Another real pleasure in this film is Henry Fonda. Fonda has long been considered one of the greats of American cinema, and this film is one of the reasons why. Fonda is always remarkable in no small part because he’s so damn believable in every role. He’s sympathetic in this film as the guy who gets his heart broken. I like this character, and I like him.
Where this film succeeds more than the typical romantic comedy—particularly the modern ones in which most of the characters are pretty hateful—is that this film goes for some real depth with the characters. Jean is a cheat and a bit of a louse, but truly loves the guy, and acts the way she does because she doesn’t have another way to act. Pike’s reaction to this situation is so believable not because he acts simply like a man who has been hurt, but because he acts precisely like an inexperienced man who has been hurt. His reactions have the tenor of a man who expected everyone else to live up to his ideals and is truly disappointed for one of the first times in his life.
So, while The Lady Eve is unbelievable in many respects and classic Hollywood era extreme, it’s also brilliantly conceived and entertaining from start to finish. And, of course, it’s got miles and miles of Barbara Stanwyck, and that’s never a bad thing. And it’s worth mentioning, Eugene Pallette, who plays Pike Senior is a constant pleasure in films like this one. You may not recognize the name, but if you’ve seen films from the 1940s, you’ve seen a great deal of his work.
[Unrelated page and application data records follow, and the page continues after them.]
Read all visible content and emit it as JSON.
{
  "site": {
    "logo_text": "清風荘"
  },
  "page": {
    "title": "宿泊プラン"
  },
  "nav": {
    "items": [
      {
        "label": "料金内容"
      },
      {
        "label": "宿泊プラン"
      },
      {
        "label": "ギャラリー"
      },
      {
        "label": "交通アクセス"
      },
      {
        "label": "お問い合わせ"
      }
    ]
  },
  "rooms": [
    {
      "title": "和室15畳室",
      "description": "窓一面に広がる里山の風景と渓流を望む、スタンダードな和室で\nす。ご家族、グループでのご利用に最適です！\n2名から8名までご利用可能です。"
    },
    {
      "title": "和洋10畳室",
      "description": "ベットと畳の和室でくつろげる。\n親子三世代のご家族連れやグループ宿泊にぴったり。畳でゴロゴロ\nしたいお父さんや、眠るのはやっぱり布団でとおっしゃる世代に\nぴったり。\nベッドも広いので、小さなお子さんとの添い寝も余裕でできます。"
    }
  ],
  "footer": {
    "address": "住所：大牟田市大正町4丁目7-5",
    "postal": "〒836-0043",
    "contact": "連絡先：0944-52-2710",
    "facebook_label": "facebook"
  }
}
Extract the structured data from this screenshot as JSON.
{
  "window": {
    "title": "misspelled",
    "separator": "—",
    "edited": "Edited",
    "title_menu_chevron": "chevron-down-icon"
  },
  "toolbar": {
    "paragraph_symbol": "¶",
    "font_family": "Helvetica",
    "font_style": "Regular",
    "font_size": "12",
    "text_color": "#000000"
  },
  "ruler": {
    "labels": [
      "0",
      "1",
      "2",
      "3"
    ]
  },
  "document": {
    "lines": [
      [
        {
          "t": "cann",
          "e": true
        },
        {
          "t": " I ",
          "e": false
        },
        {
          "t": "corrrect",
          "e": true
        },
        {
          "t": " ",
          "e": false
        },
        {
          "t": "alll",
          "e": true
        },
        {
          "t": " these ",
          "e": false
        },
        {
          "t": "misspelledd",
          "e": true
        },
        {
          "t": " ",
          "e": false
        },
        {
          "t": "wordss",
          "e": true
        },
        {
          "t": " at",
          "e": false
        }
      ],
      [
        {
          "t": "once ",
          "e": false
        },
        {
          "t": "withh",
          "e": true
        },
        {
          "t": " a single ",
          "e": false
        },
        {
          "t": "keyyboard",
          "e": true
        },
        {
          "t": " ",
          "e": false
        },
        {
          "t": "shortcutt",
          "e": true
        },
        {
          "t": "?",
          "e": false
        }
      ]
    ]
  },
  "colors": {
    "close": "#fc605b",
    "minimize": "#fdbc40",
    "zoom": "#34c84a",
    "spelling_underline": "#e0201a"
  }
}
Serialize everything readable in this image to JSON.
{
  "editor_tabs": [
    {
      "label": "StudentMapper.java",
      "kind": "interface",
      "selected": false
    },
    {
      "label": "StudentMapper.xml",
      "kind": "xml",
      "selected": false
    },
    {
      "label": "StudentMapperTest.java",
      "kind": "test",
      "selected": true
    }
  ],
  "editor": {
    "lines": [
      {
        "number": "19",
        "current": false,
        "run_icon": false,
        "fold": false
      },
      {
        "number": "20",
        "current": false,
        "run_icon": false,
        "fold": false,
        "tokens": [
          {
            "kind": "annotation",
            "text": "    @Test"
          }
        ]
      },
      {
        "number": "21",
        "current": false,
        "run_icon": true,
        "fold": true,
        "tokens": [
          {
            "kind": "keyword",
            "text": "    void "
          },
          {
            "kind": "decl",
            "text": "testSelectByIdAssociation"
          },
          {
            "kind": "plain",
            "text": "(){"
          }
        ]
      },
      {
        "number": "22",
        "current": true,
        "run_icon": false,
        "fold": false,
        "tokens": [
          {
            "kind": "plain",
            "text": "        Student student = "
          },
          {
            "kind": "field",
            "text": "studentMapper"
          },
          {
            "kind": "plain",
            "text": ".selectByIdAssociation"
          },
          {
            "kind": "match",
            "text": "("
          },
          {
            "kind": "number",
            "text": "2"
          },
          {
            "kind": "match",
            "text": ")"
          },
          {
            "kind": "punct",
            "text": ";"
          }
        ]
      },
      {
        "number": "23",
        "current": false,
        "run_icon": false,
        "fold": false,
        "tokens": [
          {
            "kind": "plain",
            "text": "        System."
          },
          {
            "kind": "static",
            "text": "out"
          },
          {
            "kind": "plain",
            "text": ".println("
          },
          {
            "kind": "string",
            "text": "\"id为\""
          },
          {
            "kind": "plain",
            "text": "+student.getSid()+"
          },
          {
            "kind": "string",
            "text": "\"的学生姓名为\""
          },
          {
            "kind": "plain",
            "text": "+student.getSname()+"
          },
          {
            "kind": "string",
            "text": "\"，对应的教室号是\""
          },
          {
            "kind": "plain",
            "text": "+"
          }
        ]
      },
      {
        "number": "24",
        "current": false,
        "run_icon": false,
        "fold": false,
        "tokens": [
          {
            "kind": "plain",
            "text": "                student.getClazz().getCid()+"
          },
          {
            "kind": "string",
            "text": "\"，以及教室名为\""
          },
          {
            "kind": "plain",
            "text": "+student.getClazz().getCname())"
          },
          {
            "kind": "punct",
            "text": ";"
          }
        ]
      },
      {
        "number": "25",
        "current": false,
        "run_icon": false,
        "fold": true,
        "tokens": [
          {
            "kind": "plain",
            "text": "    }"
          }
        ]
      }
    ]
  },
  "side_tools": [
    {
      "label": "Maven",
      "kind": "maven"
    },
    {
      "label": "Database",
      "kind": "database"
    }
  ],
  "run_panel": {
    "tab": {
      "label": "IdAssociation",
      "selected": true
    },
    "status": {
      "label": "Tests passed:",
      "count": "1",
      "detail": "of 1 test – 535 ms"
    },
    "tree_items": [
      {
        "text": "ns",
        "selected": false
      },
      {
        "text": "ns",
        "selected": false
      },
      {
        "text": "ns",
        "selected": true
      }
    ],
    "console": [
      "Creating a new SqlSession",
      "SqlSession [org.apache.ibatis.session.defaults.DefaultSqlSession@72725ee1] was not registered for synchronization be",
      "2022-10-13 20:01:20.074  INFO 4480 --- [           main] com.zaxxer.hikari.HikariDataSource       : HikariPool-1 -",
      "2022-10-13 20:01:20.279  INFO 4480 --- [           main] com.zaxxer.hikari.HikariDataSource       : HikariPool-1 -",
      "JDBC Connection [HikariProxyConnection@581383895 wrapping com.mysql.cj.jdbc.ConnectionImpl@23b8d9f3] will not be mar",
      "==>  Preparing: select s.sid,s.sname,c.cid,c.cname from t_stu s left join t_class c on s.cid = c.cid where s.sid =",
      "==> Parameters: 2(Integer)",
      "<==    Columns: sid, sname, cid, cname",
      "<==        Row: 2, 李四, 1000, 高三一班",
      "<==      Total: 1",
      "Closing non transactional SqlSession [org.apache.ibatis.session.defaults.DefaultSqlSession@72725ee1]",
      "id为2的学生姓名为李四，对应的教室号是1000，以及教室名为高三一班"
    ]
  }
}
Why to watch The Lady Eve: Because Barbara Stanwyck and Henry Fonda are national treasures.
Why not to watch: Like all screwball romances, it’s pretty much fluff.